I found your talk with Rich Juzwiak to be quite interesting (from my perspective of a straight older male). I have never heard such frank discussion of gay sex, and found it quite reveling in many ways. I was particularly struck with how you characterized the male gay attitude to be primarily masculine (and not necessarily gay at all). It is not something I have every really thought about, but I think you are right—the sort of “serial intimacy” you describe driven by testosterone and male orientation rings true to me, anyway. (You mention how it would be if straights were able to think of having sex with almost any woman they knew as a sort of natural and good thing, and how it would change things. Indeed.)
It made me think that perhaps male gay sexuality was more “natural” than the heterosexual male sexuality, in the sense that it seems truer to the kind of sexual drives a male naturally has! That made me laugh! I can almost imagine some argument (put in appropriately Thomistic form) for this new truth about the “laws of nature”. Certainly the kind of brotherhood you describe seems a great natural good, anyway, and one I can only envy (being, alas, “unnaturally” and firmly fixated on the female of the species).

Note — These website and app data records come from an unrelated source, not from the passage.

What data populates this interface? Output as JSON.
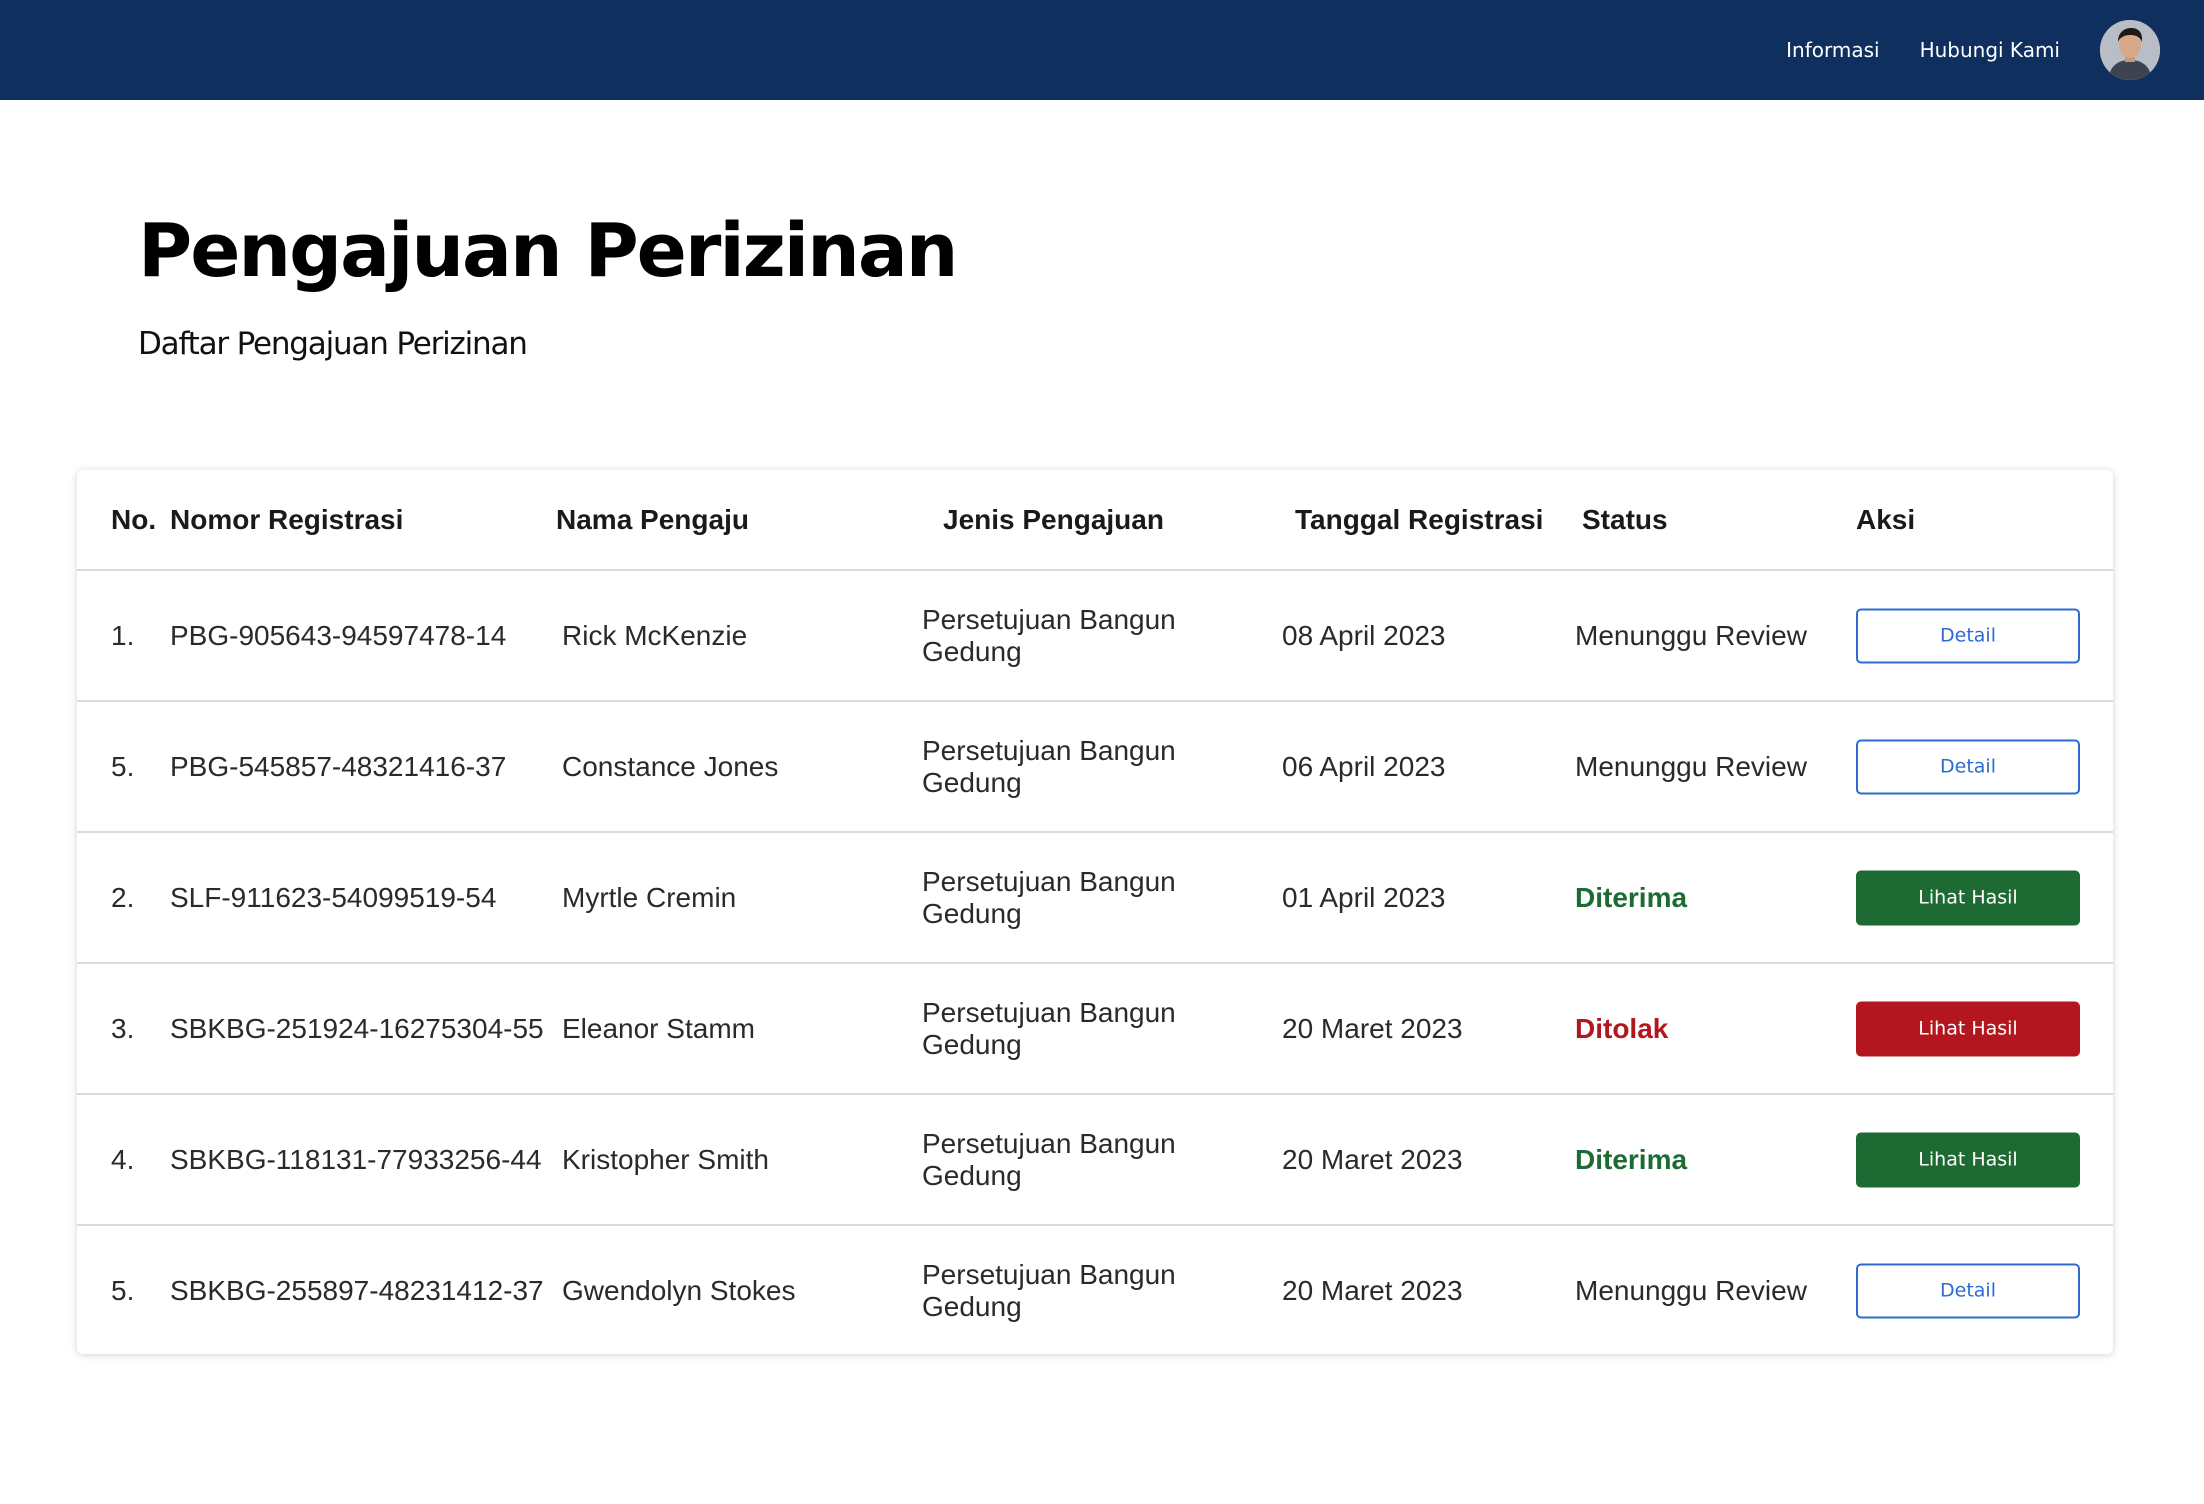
{
  "nav": {
    "items": [
      "Informasi",
      "Hubungi Kami"
    ]
  },
  "page": {
    "title": "Pengajuan Perizinan",
    "subtitle": "Daftar Pengajuan Perizinan"
  },
  "table": {
    "headers": {
      "no": "No.",
      "nomor": "Nomor Registrasi",
      "nama": "Nama Pengaju",
      "jenis": "Jenis Pengajuan",
      "tanggal": "Tanggal Registrasi",
      "status": "Status",
      "aksi": "Aksi"
    },
    "rows": [
      {
        "no": "1.",
        "nomor": "PBG-905643-94597478-14",
        "nama": "Rick McKenzie",
        "jenis": "Persetujuan Bangun Gedung",
        "tanggal": "08 April 2023",
        "status": "Menunggu Review",
        "status_kind": "pending",
        "action": "Detail"
      },
      {
        "no": "5.",
        "nomor": "PBG-545857-48321416-37",
        "nama": "Constance Jones",
        "jenis": "Persetujuan Bangun Gedung",
        "tanggal": "06 April 2023",
        "status": "Menunggu Review",
        "status_kind": "pending",
        "action": "Detail"
      },
      {
        "no": "2.",
        "nomor": "SLF-911623-54099519-54",
        "nama": "Myrtle Cremin",
        "jenis": "Persetujuan Bangun Gedung",
        "tanggal": "01 April 2023",
        "status": "Diterima",
        "status_kind": "accepted",
        "action": "Lihat Hasil"
      },
      {
        "no": "3.",
        "nomor": "SBKBG-251924-16275304-55",
        "nama": "Eleanor Stamm",
        "jenis": "Persetujuan Bangun Gedung",
        "tanggal": "20 Maret 2023",
        "status": "Ditolak",
        "status_kind": "rejected",
        "action": "Lihat Hasil"
      },
      {
        "no": "4.",
        "nomor": "SBKBG-118131-77933256-44",
        "nama": "Kristopher Smith",
        "jenis": "Persetujuan Bangun Gedung",
        "tanggal": "20 Maret 2023",
        "status": "Diterima",
        "status_kind": "accepted",
        "action": "Lihat Hasil"
      },
      {
        "no": "5.",
        "nomor": "SBKBG-255897-48231412-37",
        "nama": "Gwendolyn Stokes",
        "jenis": "Persetujuan Bangun Gedung",
        "tanggal": "20 Maret 2023",
        "status": "Menunggu Review",
        "status_kind": "pending",
        "action": "Detail"
      }
    ]
  },
  "colors": {
    "navbar": "#0f2f5f",
    "accepted": "#1d6b33",
    "rejected": "#b3161e",
    "link_blue": "#2d6bd0"
  },
  "icons": {
    "avatar": "user-avatar"
  }
}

Another dissents by quoting me:
“We actually talk about the sexual adventurism of gay men – a subculture where no women restrain sexual desire – as an often wonderful thing…” Sorry, but this is pretty offensive to women – and to straight men. As if a woman’s primary role in a hetero relationship is to act as some kind of walking, talking saltpeter. And the men just glumly sit and take it. The subsequent sentence is a better expression of your point -“There may be a measure of mutual respect, friendship, democracy and brotherhood in a sexually liberated gay male world – that is perhaps unavailable to heterosexuals” – but really guys, don’t knock it till you’ve tried it!

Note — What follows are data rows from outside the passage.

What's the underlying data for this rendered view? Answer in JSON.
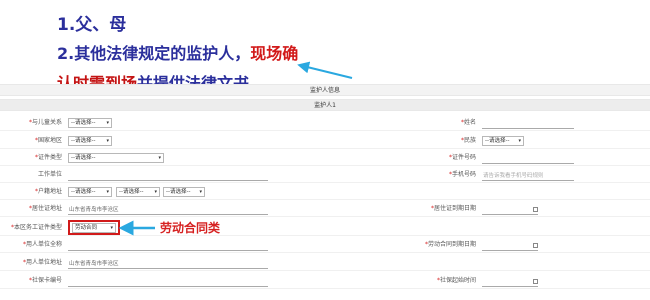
{
  "annotations": {
    "line1": "1.父、母",
    "line2_prefix": "2.其他法律规定的监护人，",
    "line2_red": "现场确",
    "line3_red": "认时需到场",
    "line3_navy": "并提供法律文书。",
    "labor_contract_callout": "劳动合同类"
  },
  "form": {
    "section_title": "监护人信息",
    "guardian_header": "监护人1",
    "select_placeholder": "--请选择--",
    "fields": {
      "relation": {
        "label": "与儿童关系"
      },
      "name": {
        "label": "姓名"
      },
      "country": {
        "label": "国家地区"
      },
      "ethnicity": {
        "label": "民族"
      },
      "id_type": {
        "label": "证件类型"
      },
      "id_number": {
        "label": "证件号码"
      },
      "work_unit": {
        "label": "工作单位"
      },
      "mobile": {
        "label": "手机号码",
        "placeholder": "请告诉我看手机号码规则"
      },
      "hukou": {
        "label": "户籍地址"
      },
      "residence": {
        "label": "居住证地址",
        "value": "山东省青岛市李沧区"
      },
      "residence_date": {
        "label": "居住证到期日期"
      },
      "employment_cert": {
        "label": "本区务工证件类型",
        "value": "劳动合同"
      },
      "employer_name": {
        "label": "用人单位全称"
      },
      "contract_expiry": {
        "label": "劳动合同到期日期"
      },
      "employer_address": {
        "label": "用人单位地址",
        "value": "山东省青岛市李沧区"
      },
      "social_security_no": {
        "label": "社保卡编号"
      },
      "social_security_start": {
        "label": "社保起始时间"
      }
    }
  },
  "colors": {
    "annotation_navy": "#2b2f9c",
    "annotation_red": "#d21a1a",
    "arrow_blue": "#2aa8e0",
    "highlight_box": "#d11a1a"
  }
}
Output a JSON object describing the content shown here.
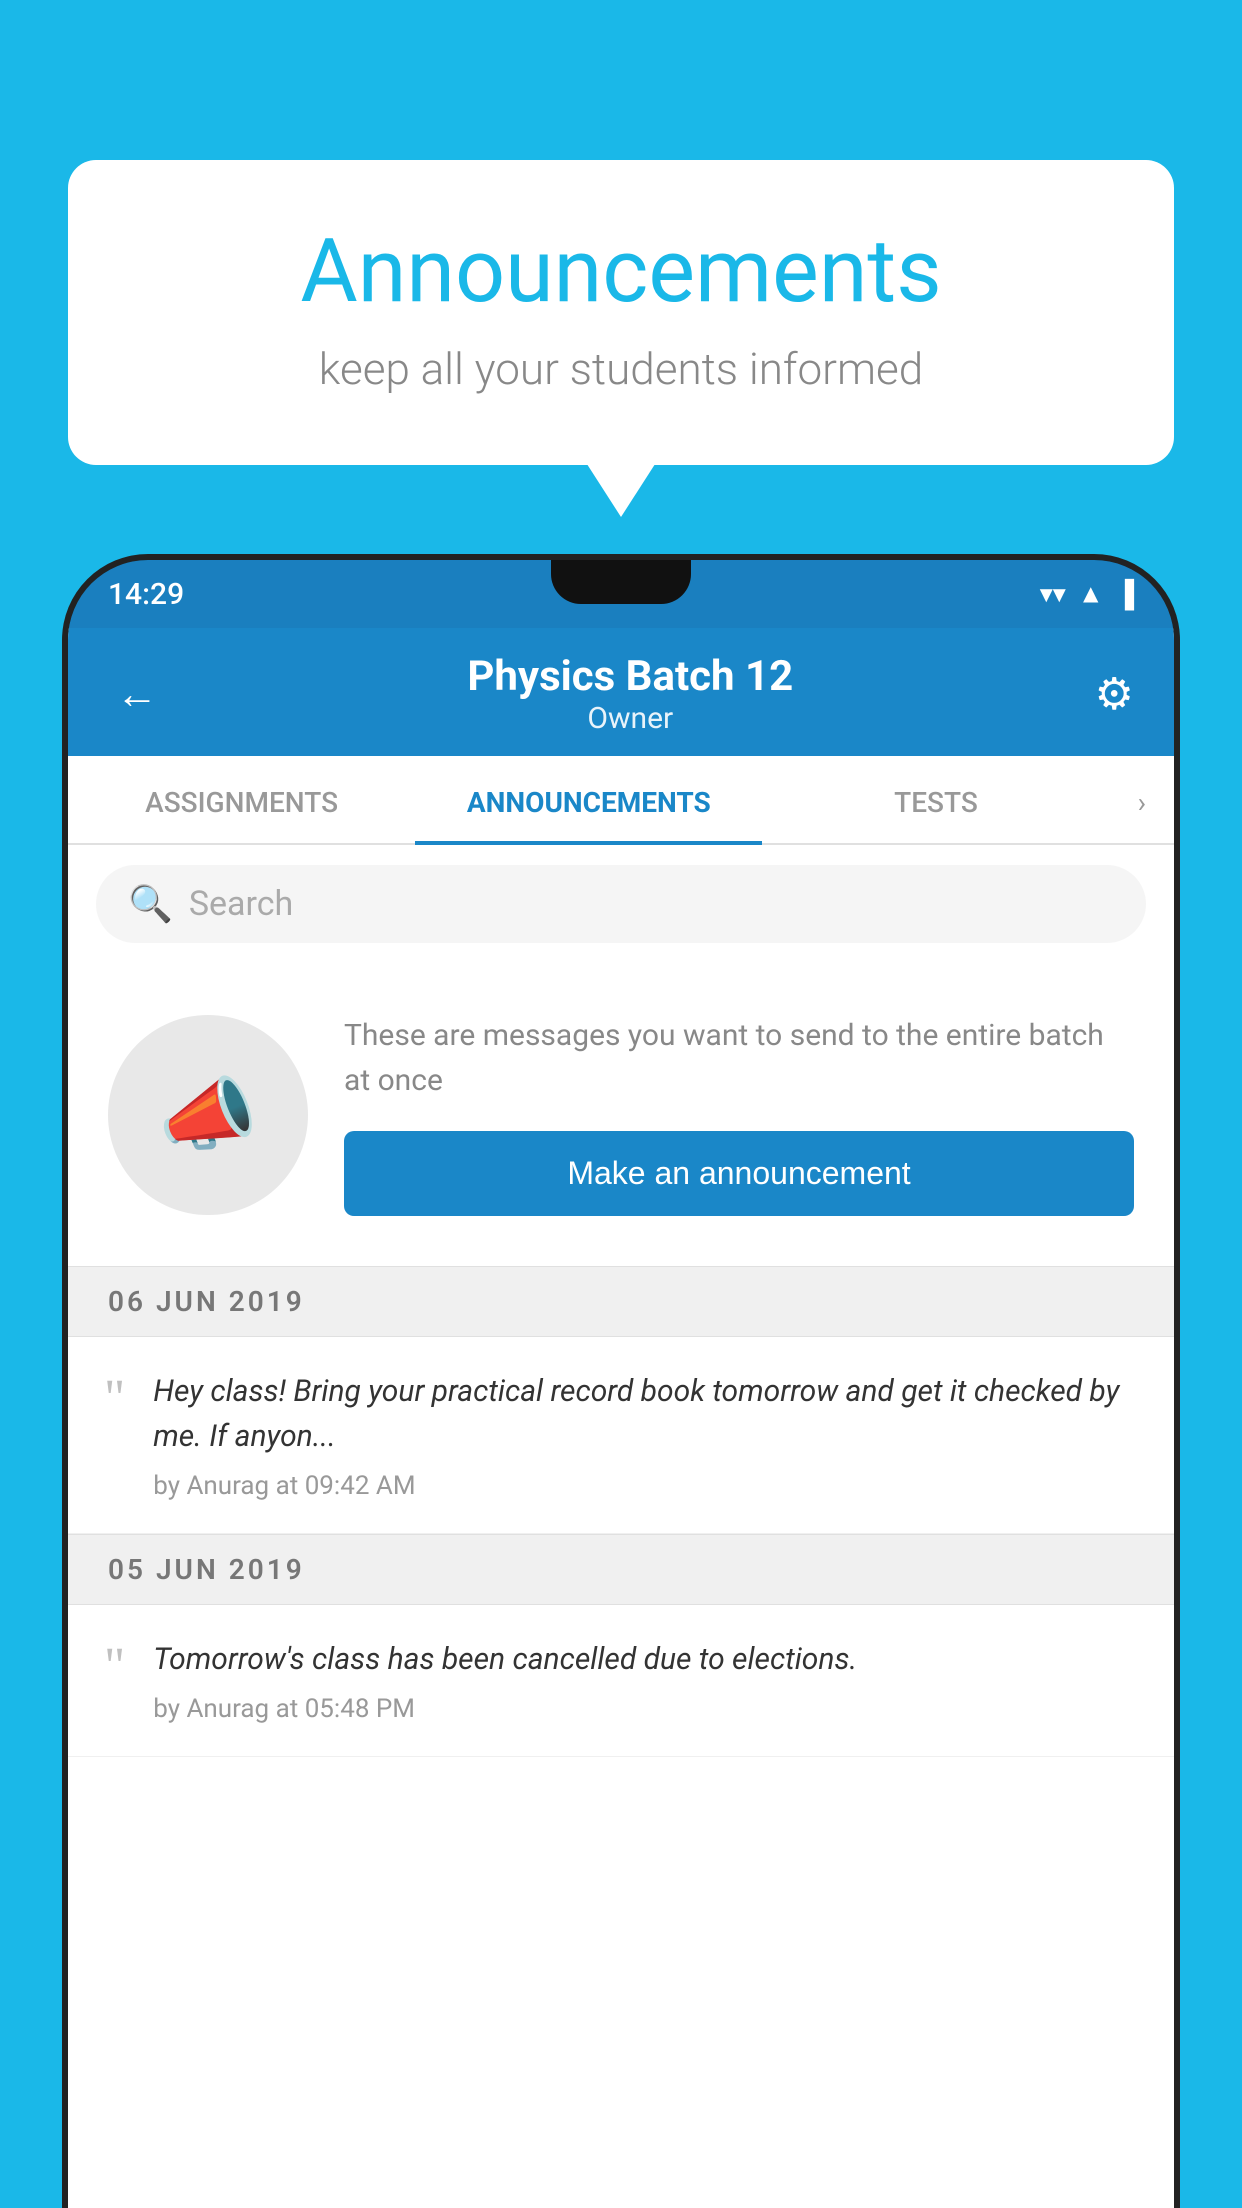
{
  "background": {
    "color": "#1ab8e8"
  },
  "speech_bubble": {
    "title": "Announcements",
    "subtitle": "keep all your students informed"
  },
  "status_bar": {
    "time": "14:29",
    "icons": [
      "wifi",
      "signal",
      "battery"
    ]
  },
  "app_header": {
    "title": "Physics Batch 12",
    "subtitle": "Owner",
    "back_icon": "←",
    "gear_icon": "⚙"
  },
  "tabs": [
    {
      "label": "ASSIGNMENTS",
      "active": false
    },
    {
      "label": "ANNOUNCEMENTS",
      "active": true
    },
    {
      "label": "TESTS",
      "active": false
    }
  ],
  "search": {
    "placeholder": "Search"
  },
  "empty_state": {
    "description": "These are messages you want to send to the entire batch at once",
    "button_label": "Make an announcement"
  },
  "announcements": [
    {
      "date": "06  JUN  2019",
      "text": "Hey class! Bring your practical record book tomorrow and get it checked by me. If anyon...",
      "meta": "by Anurag at 09:42 AM"
    },
    {
      "date": "05  JUN  2019",
      "text": "Tomorrow's class has been cancelled due to elections.",
      "meta": "by Anurag at 05:48 PM"
    }
  ]
}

Another makes a crucial point:
As a straight man, I have to say: We did it to ourselves. If women restrain sexual desire – and that’s probably fair – it’s because men have shamed them (or much worse) when they didn’t.